In April 2015, the Securities and Exchange Commission (the “SEC”) Division of Investment Management issued a guidance update1 (the “Update”) identifying cybersecurity of registered investment companies and registered investment advisers as a critical issue and detailing measures that may be considered to address cybersecurity risks. In many ways, the Update focuses on the same key issues that other regulators have found important for addressing cybersecurity risk, namely risk assessment, effective governance, creating an incident response plan, participating in cyber threat information sharing bodies, assessing the risk posed by third-party vendors and considering cyber insurance.

Background

The Update is part of the SEC’s ongoing Cybersecurity Initiative2 and draws from (1) conversations with fund boards and senior management at investment advisers, (2) the Office of Compliance Inspections and Examinations’ review of investment adviser cybersecurity practices3 and (3) the SEC’s Cybersecurity Roundtable that took place in March 2014. The SEC noted that findings from its outreach efforts and cyberattacks on a number of financial services firms make it important that firms review their cybersecurity policies.

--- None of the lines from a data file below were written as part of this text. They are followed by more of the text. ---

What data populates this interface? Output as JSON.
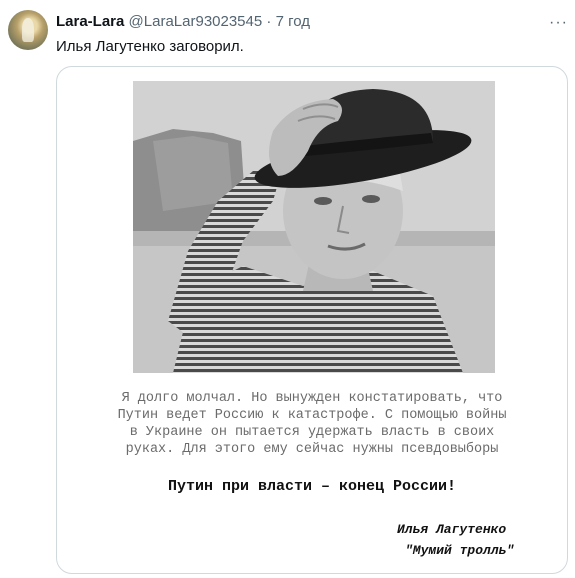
{
  "tweet": {
    "author_name": "Lara-Lara",
    "handle": "@LaraLar93023545",
    "separator": "·",
    "time": "7 год",
    "more": "···",
    "text": "Илья Лагутенко заговорил."
  },
  "media": {
    "letter_lines": [
      "Я долго молчал. Но вынужден констатировать, что",
      "Путин ведет Россию к катастрофе. С помощью войны",
      "в Украине он пытается удержать власть в своих",
      "руках. Для этого ему сейчас нужны псевдовыборы"
    ],
    "headline": "Путин при власти – конец России!",
    "signature_name": "Илья Лагутенко",
    "signature_band": "\"Мумий тролль\""
  }
}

Earlier this year, the SEC completed its initial cybersecurity examination sweep of certain registered broker-dealers and registered investment advisers. On February 4, Vincente Martinez, chief of the Office of Market Intelligence in the SEC’s Enforcement Division, indicated at the FINRA/SIFMA Cybersecurity Conference that the SEC will conduct additional exams focusing on IT controls of a smaller group of firms.

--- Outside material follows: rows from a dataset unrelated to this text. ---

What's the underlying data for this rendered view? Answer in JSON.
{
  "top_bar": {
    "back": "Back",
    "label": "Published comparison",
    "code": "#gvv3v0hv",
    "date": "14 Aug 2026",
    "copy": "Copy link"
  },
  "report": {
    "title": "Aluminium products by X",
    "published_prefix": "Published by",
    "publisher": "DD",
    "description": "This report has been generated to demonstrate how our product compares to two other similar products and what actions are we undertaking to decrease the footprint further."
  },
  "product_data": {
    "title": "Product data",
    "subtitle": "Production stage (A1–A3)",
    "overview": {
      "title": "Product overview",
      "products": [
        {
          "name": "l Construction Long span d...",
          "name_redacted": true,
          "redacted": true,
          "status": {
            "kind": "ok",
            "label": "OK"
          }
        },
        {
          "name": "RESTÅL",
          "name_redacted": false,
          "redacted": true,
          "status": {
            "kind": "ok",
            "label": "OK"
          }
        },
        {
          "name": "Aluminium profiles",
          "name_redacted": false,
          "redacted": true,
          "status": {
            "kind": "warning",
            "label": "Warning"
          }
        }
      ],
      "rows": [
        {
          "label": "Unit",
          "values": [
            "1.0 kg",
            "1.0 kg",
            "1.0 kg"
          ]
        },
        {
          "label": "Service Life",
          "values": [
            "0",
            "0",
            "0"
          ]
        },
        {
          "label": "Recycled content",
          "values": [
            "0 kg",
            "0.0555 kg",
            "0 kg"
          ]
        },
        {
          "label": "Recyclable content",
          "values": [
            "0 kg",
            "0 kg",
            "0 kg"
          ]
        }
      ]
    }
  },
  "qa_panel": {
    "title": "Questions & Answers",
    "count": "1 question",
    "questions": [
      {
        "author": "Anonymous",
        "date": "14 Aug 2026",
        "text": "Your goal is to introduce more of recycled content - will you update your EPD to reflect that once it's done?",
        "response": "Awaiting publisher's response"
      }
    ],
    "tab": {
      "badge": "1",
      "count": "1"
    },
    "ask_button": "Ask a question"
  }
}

New Guidance

The Update provides a number of specific measures firms may consider implementing to protect confidential information, including information about fund investors and advisory clients, from a cyberattack The Update recommends that firms (1) conduct periodic assessments to identify cybersecurity threats and areas of vulnerability in order to prioritize and mitigate risk, (2) create a strategy designed to prevent, detect and respond to cybersecurity threats and (3) adopt written policies and procedures to implement the strategy.

Periodic Assessments: The Update recommends that firms conduct periodic assessments in the following areas:

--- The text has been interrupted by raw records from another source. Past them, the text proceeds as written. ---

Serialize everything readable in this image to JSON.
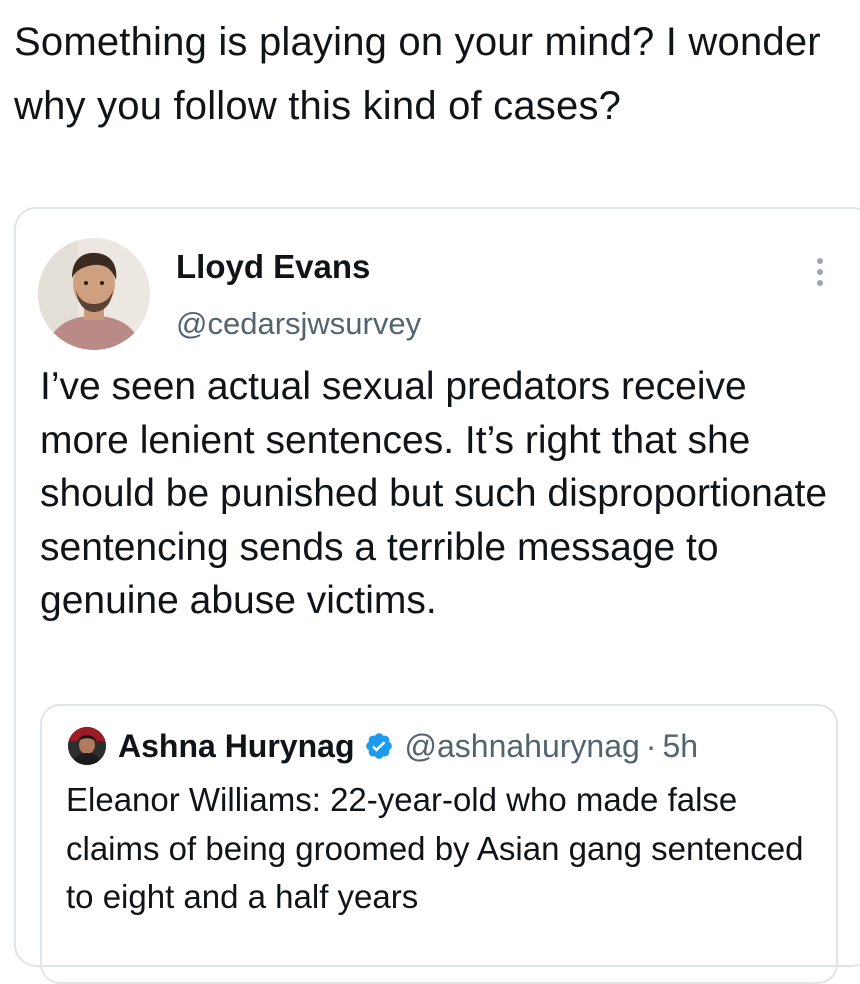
{
  "tweet": {
    "text": "Something is playing on your mind? I wonder why you follow this kind of cases?"
  },
  "quoted_tweet": {
    "author_name": "Lloyd Evans",
    "author_handle": "@cedarsjwsurvey",
    "more_icon": "more-vertical-icon",
    "text": "I’ve seen actual sexual predators receive more lenient sentences. It’s right that she should be punished but such disproportionate sentencing sends a terrible message to genuine abuse victims.",
    "nested_quote": {
      "author_name": "Ashna Hurynag",
      "verified_icon": "verified-badge-icon",
      "author_handle": "@ashnahurynag",
      "separator": "·",
      "timestamp": "5h",
      "text": "Eleanor Williams: 22-year-old who made false claims of being groomed by Asian gang sentenced to eight and a half years"
    }
  },
  "colors": {
    "text_primary": "#0f1419",
    "text_secondary": "#536471",
    "border": "#dfe4e8",
    "verified": "#1d9bf0"
  }
}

  • the nature, sensitivity and location of information that firms collect, process and/or store, and the technology systems used;
  • internal and external cybersecurity threats to, and vulnerabilities of, firms’ information and technology systems;
  • security controls and processes currently in place;
  • the impact should the information or technology systems become compromised; and
  • the effectiveness of the governance structure for the management of cybersecurity risk.

Strategy Elements: The Update notes that a strategy to address cybersecurity threats could include:

  • controlling access to various systems and data via management of user credentials, authentication and authorization methods, firewalls and/or perimeter defenses, tiered access to sensitive information and network resources, network segregation and system hardening;
  • data encryption;
  • protecting against the loss or exfiltration of sensitive data by restricting the use of removable storage media and deploying software that monitors technology systems for unauthorized intrusions, the loss or exfiltration of sensitive data, or other unusual events;
  • data backup and retrieval;
  • the development of an incident response plan;
  • routing testing of any strategy; and
  • participating in information sharing organizations such as the Financial Services – Information Sharing and Analytics Center.

Cybersecurity Policies and Procedures: In order to implement a cybersecurity strategy, the Update recommends that firms adopt written policies and procedures and provide training to employees regarding the strategy. The Update also notes that firms may take a proactive stance towards investors and clients and educate them in ways to reduce cybersecurity threats to their accounts.

Conclusion

The SEC views cybersecurity and a firm’s compliance obligations under the federal securities laws as closely connected. Cybersecurity threats can impact a firm’s ability to comply with certain federal securities laws and, as a result, firms should examine their ability to respond to cybersecurity threats in that context. For example, policies and procedures that address cybersecurity threats as they relate to other compliance areas — such as identity theft and data protection, fraud, and business continuity and other disruptions — also may improve a firm’s ability to meet its compliance obligations in those areas. The Update suggests that firms examine their cybersecurity vulnerability as it relates to the use of service providers and adopt protective measures as necessary.

Recognizing that every firm is different and vulnerabilities are inevitable, the SEC suggests that firms consider their particular circumstances and plan accordingly to develop a response capability to mitigate potential damage to investors, clients and compliance obligations. Cybersecurity will be a continuing area of SEC focus and concern and firms should prepare accordingly.